Although McNeir tries to suggest that this moment shows Edmund discovering a new respect for "reputation and status Edmund's extension of forgiveness, which he knows is based on Edgar's colloquial nobility, he knows will be received by others in the context of a custom that would deny forgiveness to his vanquisher were he not possessed of technical "nobility".
A Re-Reading of Edmund in Shakespeare's King Lear
Even here, Edmund highlights and indicts the arbitrary distinctions made by custom against Nature. In this moment, Edgar entirely misses the point. With a nod to the financial language of Gloucester I. Of course, the message of Edmund's existence has been that Gloucester's eyes were not forfeit to that "dark and vicious place", but to the insistence of customary men on calling it "dark and vicious".
There would be no "instruments to plague us", Edmund's prone form here seems to cry, did we not call what we found pleasant vice, and the fact that we damn ourselves is precisely the respect by which "the gods are just".
In the same vein, Shakespeare's Edmund returns once more to the theme of marriage before leaving the stage.

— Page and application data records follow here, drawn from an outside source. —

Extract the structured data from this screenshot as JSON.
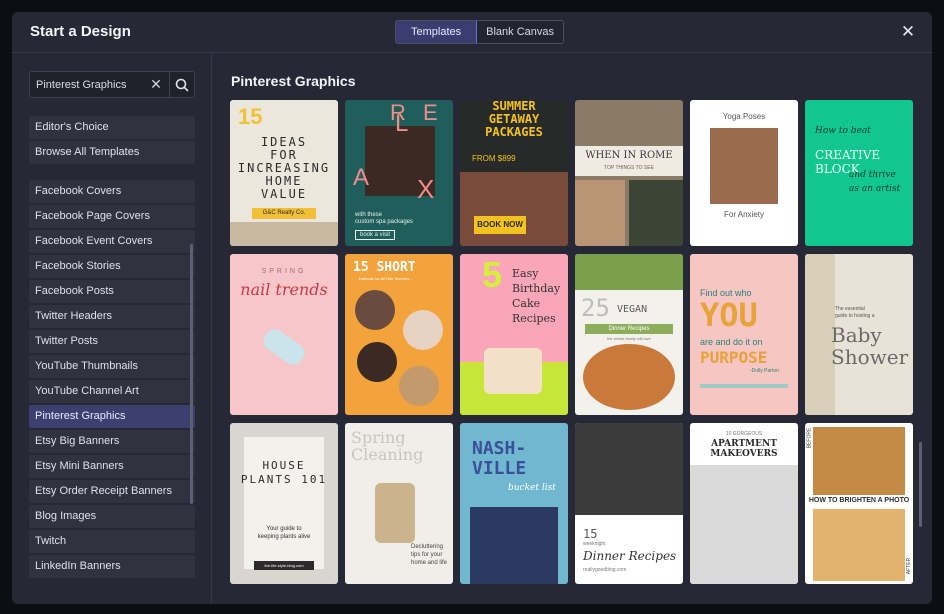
{
  "header": {
    "title": "Start a Design",
    "tabs": [
      {
        "label": "Templates",
        "active": true
      },
      {
        "label": "Blank Canvas",
        "active": false
      }
    ],
    "close_icon": "close-icon"
  },
  "search": {
    "value": "Pinterest Graphics",
    "clear_icon": "clear-icon",
    "search_icon": "search-icon"
  },
  "sidebar": {
    "top_items": [
      "Editor's Choice",
      "Browse All Templates"
    ],
    "categories": [
      "Facebook Covers",
      "Facebook Page Covers",
      "Facebook Event Covers",
      "Facebook Stories",
      "Facebook Posts",
      "Twitter Headers",
      "Twitter Posts",
      "YouTube Thumbnails",
      "YouTube Channel Art",
      "Pinterest Graphics",
      "Etsy Big Banners",
      "Etsy Mini Banners",
      "Etsy Order Receipt Banners",
      "Blog Images",
      "Twitch",
      "LinkedIn Banners"
    ],
    "selected": "Pinterest Graphics"
  },
  "main": {
    "title": "Pinterest Graphics"
  },
  "templates": {
    "t1": {
      "num": "15",
      "line1": "IDEAS",
      "line2": "FOR",
      "line3": "INCREASING",
      "line4": "HOME",
      "line5": "VALUE",
      "tag": "G&C Realty Co."
    },
    "t2": {
      "l1": "R",
      "l2": "E",
      "l3": "L",
      "l4": "A",
      "l5": "X",
      "sub1": "with these",
      "sub2": "custom spa packages",
      "cta": "book a visit"
    },
    "t3": {
      "l1": "SUMMER",
      "l2": "GETAWAY",
      "l3": "PACKAGES",
      "price": "FROM $899",
      "cta": "BOOK NOW"
    },
    "t4": {
      "title": "WHEN IN ROME",
      "sub": "TOP THINGS TO SEE"
    },
    "t5": {
      "title": "Yoga Poses",
      "sub": "For Anxiety"
    },
    "t6": {
      "l1": "How to beat",
      "l2": "CREATIVE BLOCK",
      "l3": "and thrive",
      "l4": "as an artist"
    },
    "t7": {
      "l1": "SPRING",
      "l2": "nail trends"
    },
    "t8": {
      "l1": "15 SHORT",
      "l2": "Haircuts for All Hair Textures"
    },
    "t9": {
      "num": "5",
      "l1": "Easy",
      "l2": "Birthday",
      "l3": "Cake",
      "l4": "Recipes"
    },
    "t10": {
      "num": "25",
      "l1": "VEGAN",
      "l2": "Dinner Recipes",
      "l3": "the whole family will love"
    },
    "t11": {
      "l1": "Find out who",
      "l2": "YOU",
      "l3": "are and do it on",
      "l4": "PURPOSE",
      "l5": "-Dolly Parton"
    },
    "t12": {
      "l1": "The essential",
      "l2": "guide to hosting a",
      "l3": "Baby",
      "l4": "Shower"
    },
    "t13": {
      "l1": "HOUSE",
      "l2": "PLANTS 101",
      "l3": "Your guide to",
      "l4": "keeping plants alive",
      "tag": "the-life-style-blog.com"
    },
    "t14": {
      "l1": "Spring",
      "l2": "Cleaning",
      "side": "the-life-style-blog.com",
      "l3": "Decluttering",
      "l4": "tips for your",
      "l5": "home and life"
    },
    "t15": {
      "l1": "NASH-",
      "l2": "VILLE",
      "l3": "bucket list"
    },
    "t16": {
      "num": "15",
      "l1": "weeknight",
      "l2": "Dinner Recipes",
      "l3": "reallygoodblog.com"
    },
    "t17": {
      "l1": "10 GORGEOUS",
      "l2": "APARTMENT",
      "l3": "MAKEOVERS"
    },
    "t18": {
      "l1": "HOW TO BRIGHTEN A PHOTO",
      "before": "BEFORE",
      "after": "AFTER"
    }
  }
}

Albany has already had some fun with the intricate property-based technicalities of medieval marriage in his chiding of Regan, when she attempts by sudden espousal to invest Edmund with her dignities: Ironically enough, Albany's witticism notes the double-standard of his society-that it would be socially acceptable for him to accept Regan's "loves", although his lady cannot accept hers or Edmund's because she is "bespoke" by contract, another return to the financial terms of Gloucester and Edgar.

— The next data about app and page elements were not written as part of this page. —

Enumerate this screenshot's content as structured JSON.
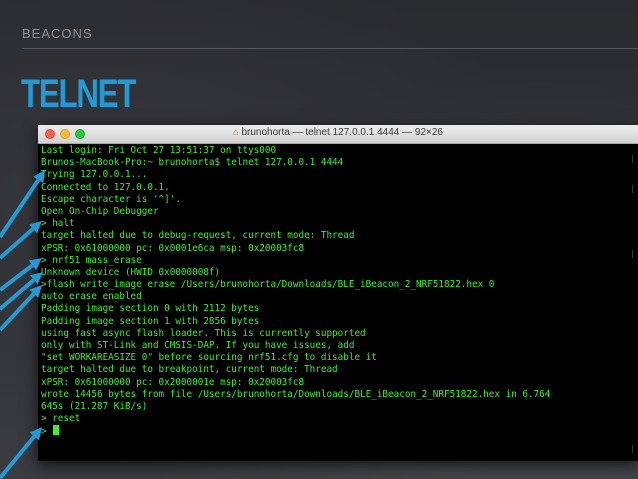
{
  "slide": {
    "section": "BEACONS",
    "title": "TELNET",
    "accent_color": "#1f9bd7"
  },
  "window": {
    "title": "brunohorta — telnet 127.0.0.1 4444 — 92×26",
    "title_icon": "home-folder-icon"
  },
  "terminal": {
    "text_color": "#3df02f",
    "lines": [
      "Last login: Fri Oct 27 13:51:37 on ttys000",
      "Brunos-MacBook-Pro:~ brunohorta$ telnet 127.0.0.1 4444",
      "Trying 127.0.0.1...",
      "Connected to 127.0.0.1.",
      "Escape character is '^]'.",
      "Open On-Chip Debugger",
      "> halt",
      "target halted due to debug-request, current mode: Thread",
      "xPSR: 0x61000000 pc: 0x0001e6ca msp: 0x20003fc8",
      "> nrf51 mass_erase",
      "Unknown device (HWID 0x0000008f)",
      ">flash write_image erase /Users/brunohorta/Downloads/BLE_iBeacon_2_NRF51822.hex 0",
      "auto erase enabled",
      "Padding image section 0 with 2112 bytes",
      "Padding image section 1 with 2856 bytes",
      "using fast async flash loader. This is currently supported",
      "only with ST-Link and CMSIS-DAP. If you have issues, add",
      "\"set WORKAREASIZE 0\" before sourcing nrf51.cfg to disable it",
      "target halted due to breakpoint, current mode: Thread",
      "xPSR: 0x61000000 pc: 0x2000001e msp: 0x20003fc8",
      "wrote 14456 bytes from file /Users/brunohorta/Downloads/BLE_iBeacon_2_NRF51822.hex in 6.764",
      "645s (21.287 KiB/s)",
      "> reset",
      ">"
    ]
  }
}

Edmund, however, has no interest in crass and lawyerly games and certainly no patience for double-standards. Upon hearing of their deaths the result of their own inability to transcend the unnatural property-based view of relationships that Albany shares with themEdmund's comment is a generous one: It is a tender sentiment, sealed by his exclamation when their bodies are brought to the stage, "Yet Edmund was belov'd!
But what does Tate make of all this? In response to Edgar's musing on the justice of his father losing his eyes to the fruit of a "dark and vicious place", Tate's Edmund unleashes a tremendously self-damning speech entirely of Tate's own invention, "despis[ing]" The History of King Lear, V. Such a speculation, of course, undermines the whole basis of his motivation as the wronged "natural" son of Gloucester but Tate is quite willing to do so to have his villain pure and unquestionable.
Most strangely, Shakespeare's Edmund's heart-warming realization that he has been loved in some fashion is cut in favor of Tate's Edmund's egoistical boast: This alteration stands out all the more when we reflect that Tate has given his Edmund many more opportunities to be affected by the affection of the sisters.
In Shakespeare, it is Albany who cries out "Save him, save him! In Tate's version, however, it is the sisters who cry out the line together V. Afterward, in a redeeming moment with no model in Shakespeare, Tate's Regan promises to give up her kingdom to the physician who can save Edmund's life and the two sisters then argue the relative strength of their devotions before him.
In the case where a relationship has been on a steady decline, one will ultimately end it in a physically or emotionally violent conclusion. Shakespeare reveals that without any discussion to the issue, the associations will clash at a violent confrontational level. Shakespeare writes this as a suspenseful moment where the son tears himself away from father, and cruelly watches the punishment to be acted out. This is the climatic height of how those subtle differences between the two, which have resulted in violence.
The dialogue of Goneril sets in a sense of dread between the audience. Shakespeare intelligently uses connotation to send in a sense of pity and realisation and a symbolic double meaning to what Gloucester says. In the end, Shakespeare claims that realisation can come too late, after the confrontation comes to head.